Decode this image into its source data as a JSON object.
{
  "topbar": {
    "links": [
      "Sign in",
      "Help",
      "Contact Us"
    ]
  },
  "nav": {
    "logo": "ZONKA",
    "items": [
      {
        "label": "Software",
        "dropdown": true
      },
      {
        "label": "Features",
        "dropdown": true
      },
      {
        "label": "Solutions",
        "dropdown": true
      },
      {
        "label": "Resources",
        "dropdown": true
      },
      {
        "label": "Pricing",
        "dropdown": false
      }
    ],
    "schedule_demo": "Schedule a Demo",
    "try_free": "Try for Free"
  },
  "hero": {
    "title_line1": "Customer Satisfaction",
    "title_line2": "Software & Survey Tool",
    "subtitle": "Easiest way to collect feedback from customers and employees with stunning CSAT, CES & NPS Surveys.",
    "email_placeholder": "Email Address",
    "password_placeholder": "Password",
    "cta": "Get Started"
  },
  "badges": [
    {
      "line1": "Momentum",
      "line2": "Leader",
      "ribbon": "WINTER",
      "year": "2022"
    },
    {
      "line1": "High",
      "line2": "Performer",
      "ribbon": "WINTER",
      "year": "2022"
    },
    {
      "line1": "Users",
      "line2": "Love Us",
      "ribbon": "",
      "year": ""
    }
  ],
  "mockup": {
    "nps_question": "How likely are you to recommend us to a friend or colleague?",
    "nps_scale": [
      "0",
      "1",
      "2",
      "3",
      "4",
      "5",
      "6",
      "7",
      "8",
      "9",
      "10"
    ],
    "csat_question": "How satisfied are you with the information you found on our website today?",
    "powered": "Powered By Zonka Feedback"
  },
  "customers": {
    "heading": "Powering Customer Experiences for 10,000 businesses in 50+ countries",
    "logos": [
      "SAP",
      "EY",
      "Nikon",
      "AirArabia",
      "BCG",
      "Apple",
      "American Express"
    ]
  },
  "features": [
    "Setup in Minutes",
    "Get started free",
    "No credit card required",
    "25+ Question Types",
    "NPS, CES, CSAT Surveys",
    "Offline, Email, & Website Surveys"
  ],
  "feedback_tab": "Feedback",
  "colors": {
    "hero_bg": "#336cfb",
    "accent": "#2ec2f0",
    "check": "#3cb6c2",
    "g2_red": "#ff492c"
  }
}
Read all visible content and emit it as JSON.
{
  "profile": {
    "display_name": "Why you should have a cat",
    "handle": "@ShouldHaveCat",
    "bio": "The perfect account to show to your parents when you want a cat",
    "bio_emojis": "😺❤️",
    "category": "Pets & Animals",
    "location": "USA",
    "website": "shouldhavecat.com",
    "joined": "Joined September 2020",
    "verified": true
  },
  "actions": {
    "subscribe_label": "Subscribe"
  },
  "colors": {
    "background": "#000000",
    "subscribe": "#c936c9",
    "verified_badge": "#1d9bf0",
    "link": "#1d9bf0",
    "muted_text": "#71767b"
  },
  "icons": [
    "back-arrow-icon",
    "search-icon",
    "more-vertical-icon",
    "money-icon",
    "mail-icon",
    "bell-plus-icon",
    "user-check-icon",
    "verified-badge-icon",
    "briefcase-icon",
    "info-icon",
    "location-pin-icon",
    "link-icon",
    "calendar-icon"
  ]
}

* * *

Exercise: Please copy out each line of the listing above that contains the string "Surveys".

Your response:
    "subtitle": "Easiest way to collect feedback from customers and employees with stunning CSAT, CES & NPS Surveys.",
    "NPS, CES, CSAT Surveys",
    "Offline, Email, & Website Surveys"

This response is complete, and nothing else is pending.